Data in this exercise:
====

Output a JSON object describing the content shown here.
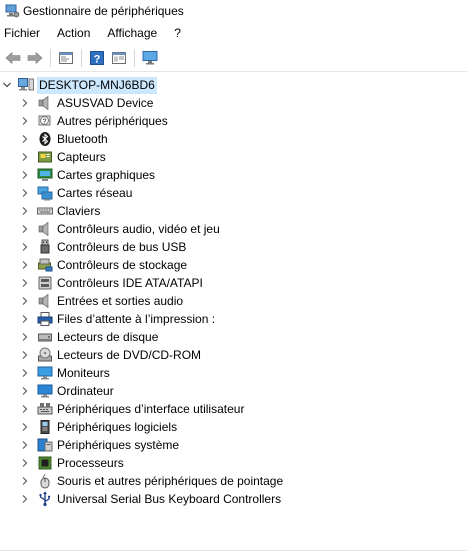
{
  "window": {
    "title": "Gestionnaire de périphériques"
  },
  "menu": [
    "Fichier",
    "Action",
    "Affichage",
    "?"
  ],
  "toolbar": {
    "buttons": [
      "back-arrow-icon",
      "forward-arrow-icon",
      "properties-icon",
      "help-icon",
      "show-hide-icon",
      "monitor-icon"
    ]
  },
  "tree": {
    "root": "DESKTOP-MNJ6BD6",
    "items": [
      {
        "label": "ASUSVAD Device",
        "icon": "speaker-icon"
      },
      {
        "label": "Autres périphériques",
        "icon": "unknown-device-icon"
      },
      {
        "label": "Bluetooth",
        "icon": "bluetooth-icon"
      },
      {
        "label": "Capteurs",
        "icon": "sensor-icon"
      },
      {
        "label": "Cartes graphiques",
        "icon": "display-adapter-icon"
      },
      {
        "label": "Cartes réseau",
        "icon": "network-adapter-icon"
      },
      {
        "label": "Claviers",
        "icon": "keyboard-icon"
      },
      {
        "label": "Contrôleurs audio, vidéo et jeu",
        "icon": "speaker-icon"
      },
      {
        "label": "Contrôleurs de bus USB",
        "icon": "usb-icon"
      },
      {
        "label": "Contrôleurs de stockage",
        "icon": "storage-controller-icon"
      },
      {
        "label": "Contrôleurs IDE ATA/ATAPI",
        "icon": "ide-controller-icon"
      },
      {
        "label": "Entrées et sorties audio",
        "icon": "speaker-icon"
      },
      {
        "label": "Files d’attente à l’impression :",
        "icon": "printer-icon"
      },
      {
        "label": "Lecteurs de disque",
        "icon": "disk-drive-icon"
      },
      {
        "label": "Lecteurs de DVD/CD-ROM",
        "icon": "dvd-drive-icon"
      },
      {
        "label": "Moniteurs",
        "icon": "monitor-icon"
      },
      {
        "label": "Ordinateur",
        "icon": "computer-icon"
      },
      {
        "label": "Périphériques d’interface utilisateur",
        "icon": "hid-icon"
      },
      {
        "label": "Périphériques logiciels",
        "icon": "software-device-icon"
      },
      {
        "label": "Périphériques système",
        "icon": "system-device-icon"
      },
      {
        "label": "Processeurs",
        "icon": "processor-icon"
      },
      {
        "label": "Souris et autres périphériques de pointage",
        "icon": "mouse-icon"
      },
      {
        "label": "Universal Serial Bus Keyboard Controllers",
        "icon": "usb-keyboard-controller-icon"
      }
    ]
  }
}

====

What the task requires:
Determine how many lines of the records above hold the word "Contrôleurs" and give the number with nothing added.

Written answer:
4